Well, June is behind us and California is in my rear-view mirror. We spent the last couple of days in Prospect, OR and visited Crater Lake National Park. I'll be sharing photos from that in a couple of weeks. Still have memories to share from three other parks in CA. Anyway....we're on the road to WA today to visit those 3 National parks!
Last month I introduced to you a brand-new-to-me author, Megan Whitson Lee. Today Megan returns to share some thoughts with us....
My grandmother introduced me to books. She was a voracious reader and devoured a book day. She encouraged me to read the classics, but she read romance novels like they were “going out of style” (one of her favorite sayings).
Up until a few years ago, I only read women’s contemporary fiction. I wanted real-life situations with realistic characters who had realistic problems and sought realistic solutions. When I began to write for publication, I joined writing communities, met other authors, and attended writers conferences. I quickly learned that there were genres I didn’t even know about. I was familiar with science fiction but had never heard of speculative. New adult, Amish, mail-order brides, and cowboy romances were completely unknown to me. I’d never read romantic suspense…and what in the world was steampunk? As I made more writer friends, I wanted to read their books, which led me into literary territory both foreign and exciting.
As a result of expanding my reading genres, a funny thing happened—my writing changed. Suddenly, a little romance crept into my story-lines. I stopped worrying about absolute realism, and allowed my characters to be a little more natural in their reactions. And I was completely taken aback when a fight scene slammed into the middle of my work-in-progress. How did that happen?

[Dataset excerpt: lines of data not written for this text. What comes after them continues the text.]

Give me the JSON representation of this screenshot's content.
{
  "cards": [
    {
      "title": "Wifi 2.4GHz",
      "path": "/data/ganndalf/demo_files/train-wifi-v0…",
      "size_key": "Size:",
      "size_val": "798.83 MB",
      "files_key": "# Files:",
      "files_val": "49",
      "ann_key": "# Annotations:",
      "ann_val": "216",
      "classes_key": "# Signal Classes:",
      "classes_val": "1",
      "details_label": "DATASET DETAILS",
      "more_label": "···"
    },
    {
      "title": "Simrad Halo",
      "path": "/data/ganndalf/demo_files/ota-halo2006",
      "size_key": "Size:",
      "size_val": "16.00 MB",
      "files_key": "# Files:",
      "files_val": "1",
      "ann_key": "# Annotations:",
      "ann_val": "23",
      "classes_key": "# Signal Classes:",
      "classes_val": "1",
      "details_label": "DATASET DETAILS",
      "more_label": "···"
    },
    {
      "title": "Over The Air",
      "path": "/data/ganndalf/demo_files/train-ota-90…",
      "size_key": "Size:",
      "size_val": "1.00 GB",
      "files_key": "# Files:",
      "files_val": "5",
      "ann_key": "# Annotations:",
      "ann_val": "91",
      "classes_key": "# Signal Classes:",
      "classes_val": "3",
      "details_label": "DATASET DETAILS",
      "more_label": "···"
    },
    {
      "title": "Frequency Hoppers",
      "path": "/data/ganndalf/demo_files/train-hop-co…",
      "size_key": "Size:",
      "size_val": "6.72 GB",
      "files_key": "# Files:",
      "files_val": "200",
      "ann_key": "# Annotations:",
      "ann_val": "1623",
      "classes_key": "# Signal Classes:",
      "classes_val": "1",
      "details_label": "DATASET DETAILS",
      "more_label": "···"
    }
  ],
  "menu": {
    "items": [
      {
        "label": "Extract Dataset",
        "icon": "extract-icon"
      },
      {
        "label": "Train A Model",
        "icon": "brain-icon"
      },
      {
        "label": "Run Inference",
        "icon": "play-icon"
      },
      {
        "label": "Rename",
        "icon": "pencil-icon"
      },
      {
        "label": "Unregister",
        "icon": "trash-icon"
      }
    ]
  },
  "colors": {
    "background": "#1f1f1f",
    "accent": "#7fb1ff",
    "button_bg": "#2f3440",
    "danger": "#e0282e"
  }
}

Reading across a variety of genres is important for our own writing. It opens up new worlds and new ways of storytelling. Different genres allow us to envision unfamiliar scenarios, characters, and settings and moves us out of our safe corral. It’s easy to fall into the rut of using the same descriptions, tag lines, and characteristics. Maybe introducing a character to an alternative world doesn’t make sense for our story, but a character’s strange new work situation or her escape to a prayer closet might use the same sort of descriptors. Techniques are transferable.
Read everything. Writers support each other, learn from each other, and our writing is better for it.
What great advice, Megan! Thanks for sharing.
Megan writes women's contemporary and historical fiction featuring characters standing at the crossroads of major life decisions, crises of faith, and moral dilemmas. Her novels depict real-life problems, address universal spiritual and moral struggles, and offer messages of hope, recovery, and redemption through God’s saving grace.
Her newest YA book, Suburban Dangers can be found at Amazon in Print and for Kindle and at Pelican Book Group. Find out more about Megan by visiting her Website and connecting with her on Facebook, Twitter (@MeganWhitsonLee), Instagram and Pinterest.
Hope you enjoyed today's guest post and that you'll join me each week for Tuesday Treasures, Thursday Thoughts and Saturday Spotlight!
Until next time, take care and God Bless.